Once disconnection of services is complete, it is time for demolition! Depending on how big your project is, this could include taking out the shower screen, bath or removing the plaster and tiles on the floor and walls where plumbing needs to be rearranged. You may wish to remove the plaster and floorboards yourself, but please remember to assess for asbestos and follow OH&S guidelines. Then grab some safety goggles and get started!
Step Four: Rough in
Rough in means to bring in the various services (plumbing, electrical etc) to the space, but not making the final connections. If relocation of any pipes is required, this is the part of the process when it happens.
In most cases, the plumber does their rough in first, followed by the electricians. Ensuring that all measurements are correct is incredibly important during rough in, as having your tap even a few millimetres out can mess up your tiling – a very expensive problem to fix.
Rough in off a toilet (left), a wall hung vanity and toilet (middle) and a bath (right). The sewer pipes in the floor are temporarily sealed with tape so as not to smell.
Step Five: Install wall and floor finishes
The next step in a standard renovation is to install the wall and floor finishes. The general order is:
- Install plasterboard or cement sheet
Not all waterproofers are tilers and not all tilers are waterproofers, so make sure you know what each of your trades can and can’t do. As plumbers, we often come across leaks in ceilings or wall cavities that are due to incorrect waterproofing, so make sure your trades get it right the first time, and are qualified to do what they do.
Important elements of wall and floor finishes include waterproofing (left), using tile spacers to install tiles (middle) and grouting (right).
Step Six: Fit off, Clean and Decorate
The final stage of the process (from the trades point of view) is fit off. This is when the plumbing and electrical fixtures are connected to the services installed in the rough in stage. Fit off includes installation of toilets, shower screen, taps and mixers, mirrors, towel rails and more.
After fit off, nearly all of your team of trades have completed their part of their job, so it is a perfect time to organise a deep clean. This will remove any of the dust and dirt from the rough in, tiling or grouting parts of the job. This stage also often includes putting caulking/ silicone between the plaster and tiling, or tiling and fixtures, which makes the space neat and virtually seamless.
You are then free to style your bathroom however your please – hang pictures, add plants and any final touches.
Take care of your bathroom to ensure you get the most of out it – regularly clean your fixtures, check for wear and tear, and call a plumber if you notice any leaks or drainage issues straight away.
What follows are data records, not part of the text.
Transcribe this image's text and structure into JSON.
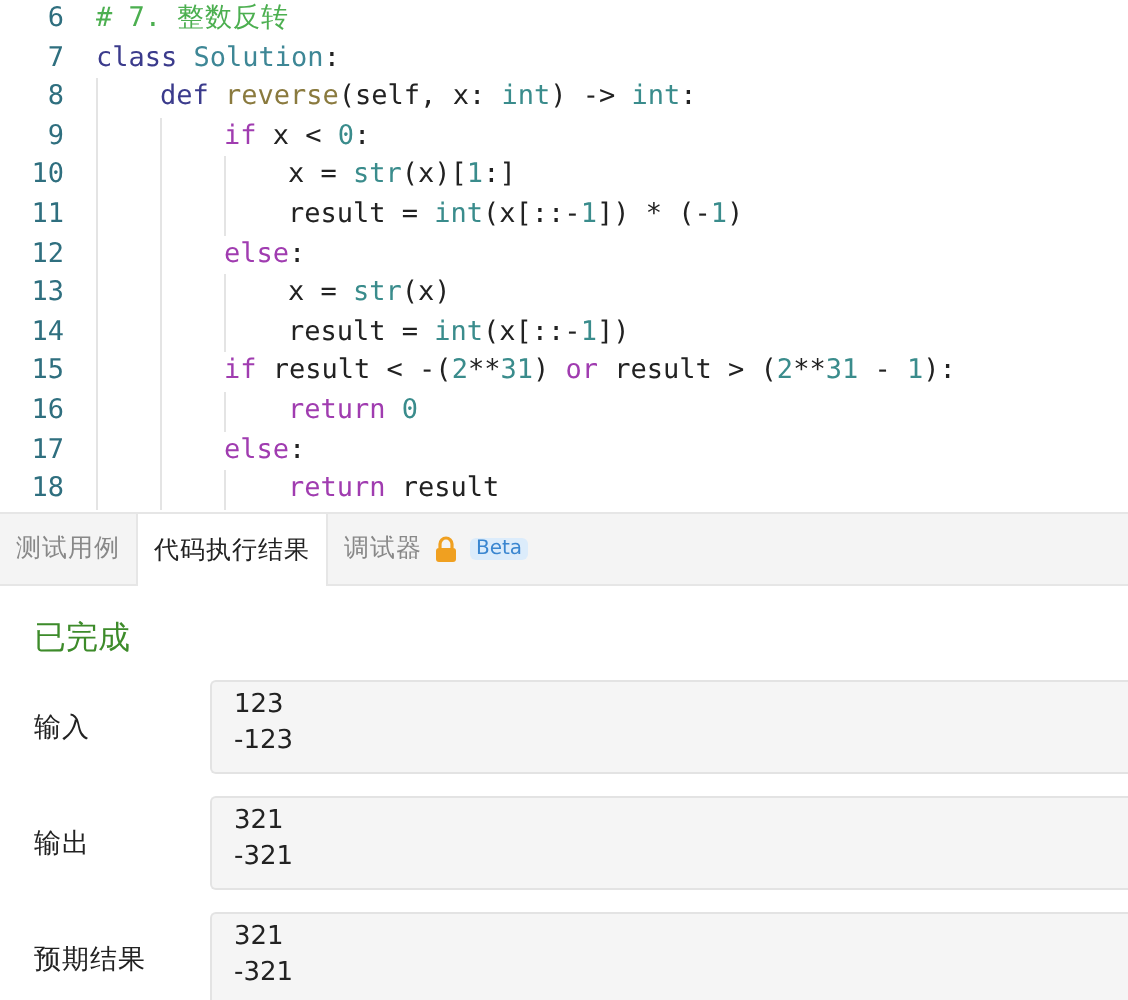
{
  "editor": {
    "lines": [
      {
        "number": "6",
        "tokens": [
          {
            "kind": "comment",
            "text": "# 7. 整数反转"
          }
        ]
      },
      {
        "number": "7",
        "tokens": [
          {
            "kind": "keyword2",
            "text": "class "
          },
          {
            "kind": "classname",
            "text": "Solution"
          },
          {
            "kind": "plain",
            "text": ":"
          }
        ],
        "children": [
          {
            "number": "8",
            "tokens": [
              {
                "kind": "keyword2",
                "text": "def "
              },
              {
                "kind": "function",
                "text": "reverse"
              },
              {
                "kind": "plain",
                "text": "(self, x: "
              },
              {
                "kind": "builtin",
                "text": "int"
              },
              {
                "kind": "plain",
                "text": ") -> "
              },
              {
                "kind": "builtin",
                "text": "int"
              },
              {
                "kind": "plain",
                "text": ":"
              }
            ],
            "children": [
              {
                "number": "9",
                "tokens": [
                  {
                    "kind": "keyword",
                    "text": "if"
                  },
                  {
                    "kind": "plain",
                    "text": " x < "
                  },
                  {
                    "kind": "number",
                    "text": "0"
                  },
                  {
                    "kind": "plain",
                    "text": ":"
                  }
                ],
                "children": [
                  {
                    "number": "10",
                    "tokens": [
                      {
                        "kind": "plain",
                        "text": "x = "
                      },
                      {
                        "kind": "builtin",
                        "text": "str"
                      },
                      {
                        "kind": "plain",
                        "text": "(x)["
                      },
                      {
                        "kind": "number",
                        "text": "1"
                      },
                      {
                        "kind": "plain",
                        "text": ":]"
                      }
                    ]
                  },
                  {
                    "number": "11",
                    "tokens": [
                      {
                        "kind": "plain",
                        "text": "result = "
                      },
                      {
                        "kind": "builtin",
                        "text": "int"
                      },
                      {
                        "kind": "plain",
                        "text": "(x[::-"
                      },
                      {
                        "kind": "number",
                        "text": "1"
                      },
                      {
                        "kind": "plain",
                        "text": "]) * (-"
                      },
                      {
                        "kind": "number",
                        "text": "1"
                      },
                      {
                        "kind": "plain",
                        "text": ")"
                      }
                    ]
                  }
                ]
              },
              {
                "number": "12",
                "tokens": [
                  {
                    "kind": "keyword",
                    "text": "else"
                  },
                  {
                    "kind": "plain",
                    "text": ":"
                  }
                ],
                "children": [
                  {
                    "number": "13",
                    "tokens": [
                      {
                        "kind": "plain",
                        "text": "x = "
                      },
                      {
                        "kind": "builtin",
                        "text": "str"
                      },
                      {
                        "kind": "plain",
                        "text": "(x)"
                      }
                    ]
                  },
                  {
                    "number": "14",
                    "tokens": [
                      {
                        "kind": "plain",
                        "text": "result = "
                      },
                      {
                        "kind": "builtin",
                        "text": "int"
                      },
                      {
                        "kind": "plain",
                        "text": "(x[::-"
                      },
                      {
                        "kind": "number",
                        "text": "1"
                      },
                      {
                        "kind": "plain",
                        "text": "])"
                      }
                    ]
                  }
                ]
              },
              {
                "number": "15",
                "tokens": [
                  {
                    "kind": "keyword",
                    "text": "if"
                  },
                  {
                    "kind": "plain",
                    "text": " result < -("
                  },
                  {
                    "kind": "number",
                    "text": "2"
                  },
                  {
                    "kind": "plain",
                    "text": "**"
                  },
                  {
                    "kind": "number",
                    "text": "31"
                  },
                  {
                    "kind": "plain",
                    "text": ") "
                  },
                  {
                    "kind": "keyword",
                    "text": "or"
                  },
                  {
                    "kind": "plain",
                    "text": " result > ("
                  },
                  {
                    "kind": "number",
                    "text": "2"
                  },
                  {
                    "kind": "plain",
                    "text": "**"
                  },
                  {
                    "kind": "number",
                    "text": "31"
                  },
                  {
                    "kind": "plain",
                    "text": " - "
                  },
                  {
                    "kind": "number",
                    "text": "1"
                  },
                  {
                    "kind": "plain",
                    "text": "):"
                  }
                ],
                "children": [
                  {
                    "number": "16",
                    "tokens": [
                      {
                        "kind": "keyword",
                        "text": "return"
                      },
                      {
                        "kind": "number",
                        "text": " 0"
                      }
                    ]
                  }
                ]
              },
              {
                "number": "17",
                "tokens": [
                  {
                    "kind": "keyword",
                    "text": "else"
                  },
                  {
                    "kind": "plain",
                    "text": ":"
                  }
                ],
                "children": [
                  {
                    "number": "18",
                    "tokens": [
                      {
                        "kind": "keyword",
                        "text": "return"
                      },
                      {
                        "kind": "plain",
                        "text": " result"
                      }
                    ]
                  }
                ]
              }
            ]
          }
        ]
      }
    ]
  },
  "tabs": [
    {
      "label": "测试用例",
      "selected": false
    },
    {
      "label": "代码执行结果",
      "selected": true
    },
    {
      "label": "调试器",
      "selected": false,
      "locked": true,
      "badge": "Beta"
    }
  ],
  "status": "已完成",
  "results": [
    {
      "label": "输入",
      "lines": [
        "123",
        "-123"
      ]
    },
    {
      "label": "输出",
      "lines": [
        "321",
        "-321"
      ]
    },
    {
      "label": "预期结果",
      "lines": [
        "321",
        "-321"
      ]
    }
  ]
}
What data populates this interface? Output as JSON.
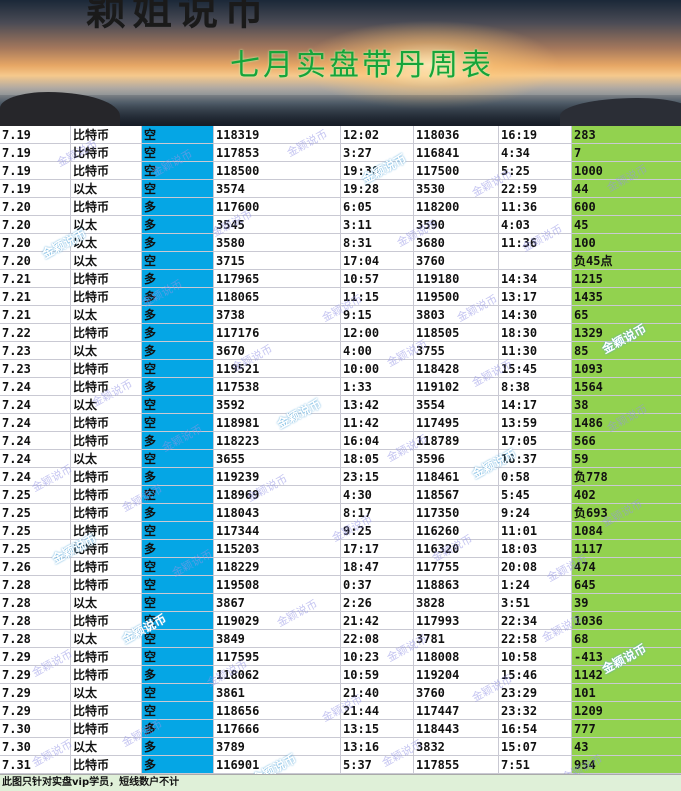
{
  "header": {
    "brand": "颖姐说币",
    "subtitle": "七月实盘带丹周表"
  },
  "colors": {
    "direction_column": "#05a6e5",
    "result_column": "#92d24f",
    "subtitle": "#16a43a"
  },
  "rows": [
    [
      "7.19",
      "比特币",
      "空",
      "118319",
      "12:02",
      "118036",
      "16:19",
      "283"
    ],
    [
      "7.19",
      "比特币",
      "空",
      "117853",
      "3:27",
      "116841",
      "4:34",
      "7"
    ],
    [
      "7.19",
      "比特币",
      "空",
      "118500",
      "19:30",
      "117500",
      "5:25",
      "1000"
    ],
    [
      "7.19",
      "以太",
      "空",
      "3574",
      "19:28",
      "3530",
      "22:59",
      "44"
    ],
    [
      "7.20",
      "比特币",
      "多",
      "117600",
      "6:05",
      "118200",
      "11:36",
      "600"
    ],
    [
      "7.20",
      "以太",
      "多",
      "3545",
      "3:11",
      "3590",
      "4:03",
      "45"
    ],
    [
      "7.20",
      "以太",
      "多",
      "3580",
      "8:31",
      "3680",
      "11:36",
      "100"
    ],
    [
      "7.20",
      "以太",
      "空",
      "3715",
      "17:04",
      "3760",
      "",
      "负45点"
    ],
    [
      "7.21",
      "比特币",
      "多",
      "117965",
      "10:57",
      "119180",
      "14:34",
      "1215"
    ],
    [
      "7.21",
      "比特币",
      "多",
      "118065",
      "11:15",
      "119500",
      "13:17",
      "1435"
    ],
    [
      "7.21",
      "以太",
      "多",
      "3738",
      "9:15",
      "3803",
      "14:30",
      "65"
    ],
    [
      "7.22",
      "比特币",
      "多",
      "117176",
      "12:00",
      "118505",
      "18:30",
      "1329"
    ],
    [
      "7.23",
      "以太",
      "多",
      "3670",
      "4:00",
      "3755",
      "11:30",
      "85"
    ],
    [
      "7.23",
      "比特币",
      "空",
      "119521",
      "10:00",
      "118428",
      "15:45",
      "1093"
    ],
    [
      "7.24",
      "比特币",
      "多",
      "117538",
      "1:33",
      "119102",
      "8:38",
      "1564"
    ],
    [
      "7.24",
      "以太",
      "空",
      "3592",
      "13:42",
      "3554",
      "14:17",
      "38"
    ],
    [
      "7.24",
      "比特币",
      "空",
      "118981",
      "11:42",
      "117495",
      "13:59",
      "1486"
    ],
    [
      "7.24",
      "比特币",
      "多",
      "118223",
      "16:04",
      "118789",
      "17:05",
      "566"
    ],
    [
      "7.24",
      "以太",
      "空",
      "3655",
      "18:05",
      "3596",
      "18:37",
      "59"
    ],
    [
      "7.24",
      "比特币",
      "多",
      "119239",
      "23:15",
      "118461",
      "0:58",
      "负778"
    ],
    [
      "7.25",
      "比特币",
      "空",
      "118969",
      "4:30",
      "118567",
      "5:45",
      "402"
    ],
    [
      "7.25",
      "比特币",
      "多",
      "118043",
      "8:17",
      "117350",
      "9:24",
      "负693"
    ],
    [
      "7.25",
      "比特币",
      "空",
      "117344",
      "9:25",
      "116260",
      "11:01",
      "1084"
    ],
    [
      "7.25",
      "比特币",
      "多",
      "115203",
      "17:17",
      "116320",
      "18:03",
      "1117"
    ],
    [
      "7.26",
      "比特币",
      "空",
      "118229",
      "18:47",
      "117755",
      "20:08",
      "474"
    ],
    [
      "7.28",
      "比特币",
      "空",
      "119508",
      "0:37",
      "118863",
      "1:24",
      "645"
    ],
    [
      "7.28",
      "以太",
      "空",
      "3867",
      "2:26",
      "3828",
      "3:51",
      "39"
    ],
    [
      "7.28",
      "比特币",
      "空",
      "119029",
      "21:42",
      "117993",
      "22:34",
      "1036"
    ],
    [
      "7.28",
      "以太",
      "空",
      "3849",
      "22:08",
      "3781",
      "22:58",
      "68"
    ],
    [
      "7.29",
      "比特币",
      "空",
      "117595",
      "10:23",
      "118008",
      "10:58",
      "-413"
    ],
    [
      "7.29",
      "比特币",
      "多",
      "118062",
      "10:59",
      "119204",
      "15:46",
      "1142"
    ],
    [
      "7.29",
      "以太",
      "空",
      "3861",
      "21:40",
      "3760",
      "23:29",
      "101"
    ],
    [
      "7.29",
      "比特币",
      "空",
      "118656",
      "21:44",
      "117447",
      "23:32",
      "1209"
    ],
    [
      "7.30",
      "比特币",
      "多",
      "117666",
      "13:15",
      "118443",
      "16:54",
      "777"
    ],
    [
      "7.30",
      "以太",
      "多",
      "3789",
      "13:16",
      "3832",
      "15:07",
      "43"
    ],
    [
      "7.31",
      "比特币",
      "多",
      "116901",
      "5:37",
      "117855",
      "7:51",
      "954"
    ]
  ],
  "watermark": {
    "text": "金颖说币",
    "small": "vx: yingjie"
  },
  "footer": "此图只针对实盘vip学员，短线数户不计"
}
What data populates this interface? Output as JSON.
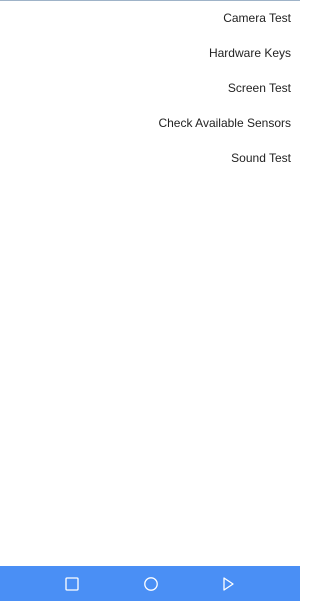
{
  "menu": {
    "items": [
      {
        "label": "Camera Test"
      },
      {
        "label": "Hardware Keys"
      },
      {
        "label": "Screen Test"
      },
      {
        "label": "Check Available Sensors"
      },
      {
        "label": "Sound Test"
      }
    ]
  },
  "navigation_bar": {
    "color": "#4a8ff5",
    "buttons": [
      {
        "icon": "square-icon"
      },
      {
        "icon": "circle-icon"
      },
      {
        "icon": "triangle-icon"
      }
    ]
  }
}
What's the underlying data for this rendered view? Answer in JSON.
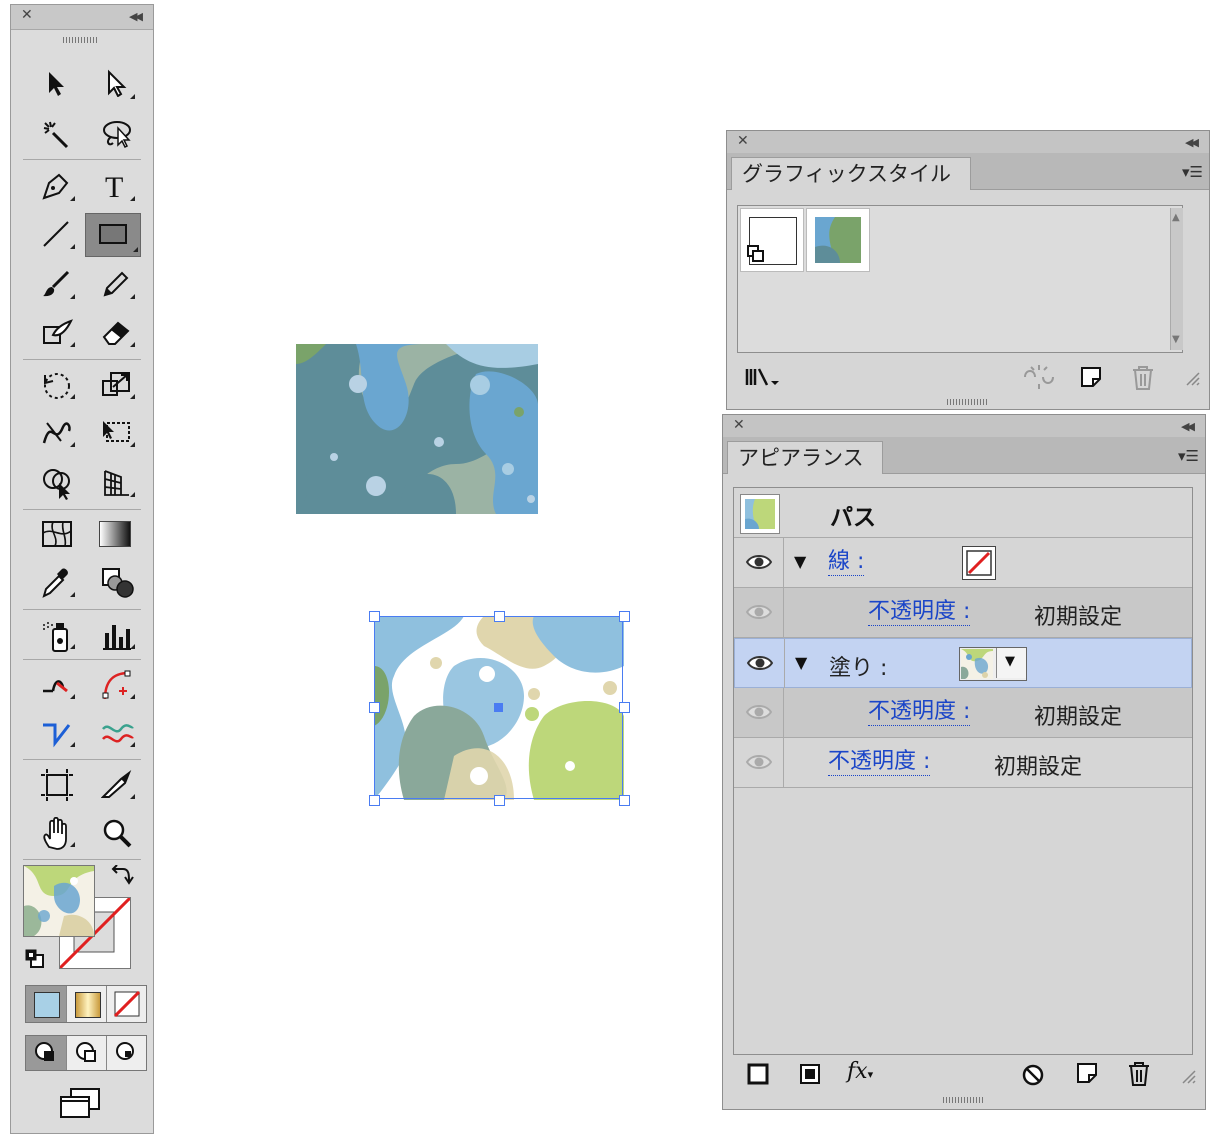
{
  "graphic_styles_panel": {
    "title": "グラフィックスタイル",
    "swatches": [
      "default-style",
      "pattern-style"
    ]
  },
  "appearance_panel": {
    "title": "アピアランス",
    "object_label": "パス",
    "rows": [
      {
        "label": "線 :",
        "value": ""
      },
      {
        "label": "不透明度 :",
        "value": "初期設定"
      },
      {
        "label": "塗り :",
        "value": ""
      },
      {
        "label": "不透明度 :",
        "value": "初期設定"
      },
      {
        "label": "不透明度 :",
        "value": "初期設定"
      }
    ]
  },
  "colors": {
    "selection": "#4a7cf2",
    "highlight_row": "#c3d3f2",
    "link_text": "#1a45c8",
    "pattern_blue": "#6aa6d0",
    "pattern_green": "#9bb89a",
    "pattern_lime": "#bdd77a",
    "pattern_tan": "#ddd3aa"
  },
  "tools": [
    "selection-tool",
    "direct-selection-tool",
    "magic-wand-tool",
    "lasso-tool",
    "pen-tool",
    "type-tool",
    "line-tool",
    "rectangle-tool",
    "paintbrush-tool",
    "pencil-tool",
    "blob-brush-tool",
    "eraser-tool",
    "rotate-tool",
    "scale-tool",
    "warp-tool",
    "free-transform-tool",
    "shape-builder-tool",
    "perspective-grid-tool",
    "mesh-tool",
    "gradient-tool",
    "eyedropper-tool",
    "blend-tool",
    "symbol-sprayer-tool",
    "column-graph-tool",
    "width-tool",
    "curvature-tool",
    "join-tool",
    "smooth-tool",
    "artboard-tool",
    "slice-tool",
    "hand-tool",
    "zoom-tool"
  ]
}
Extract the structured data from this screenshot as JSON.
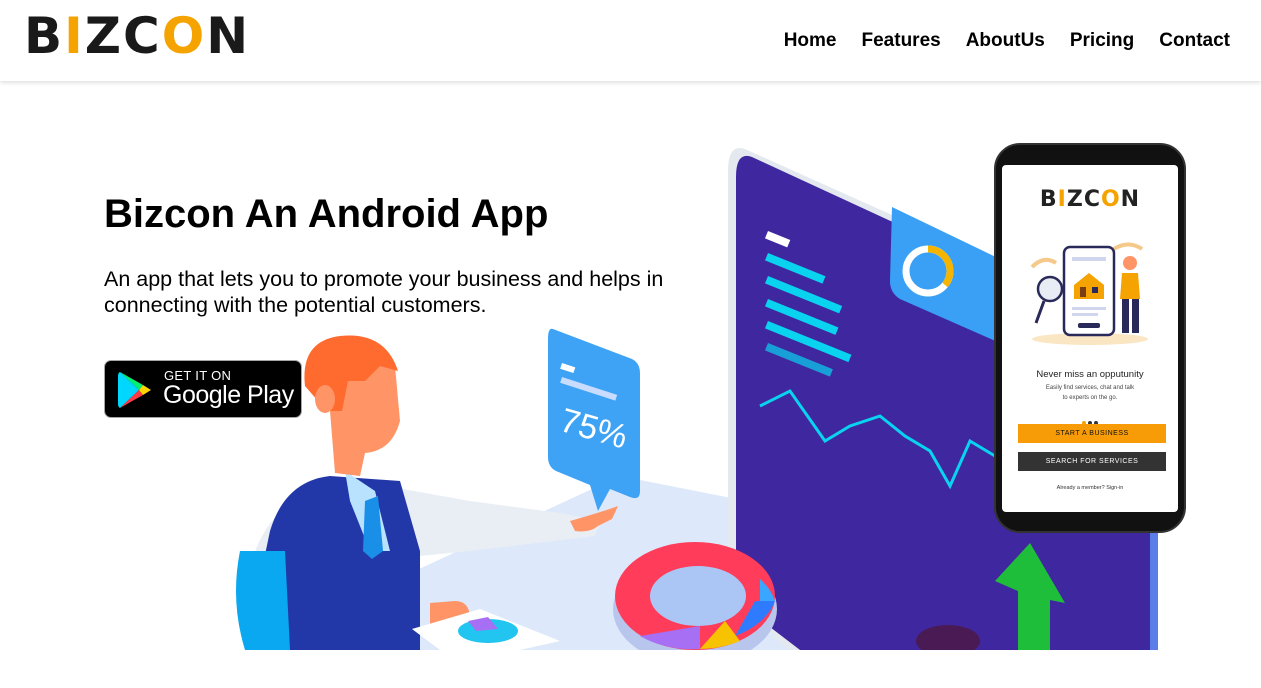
{
  "header": {
    "logo": {
      "b": "B",
      "i": "I",
      "z": "Z",
      "c": "C",
      "o": "O",
      "n": "N"
    },
    "nav": [
      "Home",
      "Features",
      "AboutUs",
      "Pricing",
      "Contact"
    ]
  },
  "hero": {
    "title": "Bizcon An Android App",
    "description": "An app that lets you to promote your business and helps in connecting with the potential customers.",
    "store_badge": {
      "small": "GET IT ON",
      "big": "Google Play"
    },
    "bubble_percent": "75%"
  },
  "phone": {
    "logo": {
      "b": "B",
      "i": "I",
      "z": "Z",
      "c": "C",
      "o": "O",
      "n": "N"
    },
    "heading": "Never miss an opputunity",
    "sub_line1": "Easily find services, chat and talk",
    "sub_line2": "to experts on the go.",
    "start_button": "START A BUSINESS",
    "search_button": "SEARCH FOR SERVICES",
    "signin": "Already a member? Sign-in"
  },
  "colors": {
    "accent": "#f5a300",
    "panel": "#3f27a0",
    "chart_blue": "#0ad3f0"
  }
}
Top Tip: Save the numbers of your contractors, not only will a lot of your work be under warranty, but you can call them for any other issues you have. You can also give out their numbers to your friends who are admiring your breath-taking new bathroom!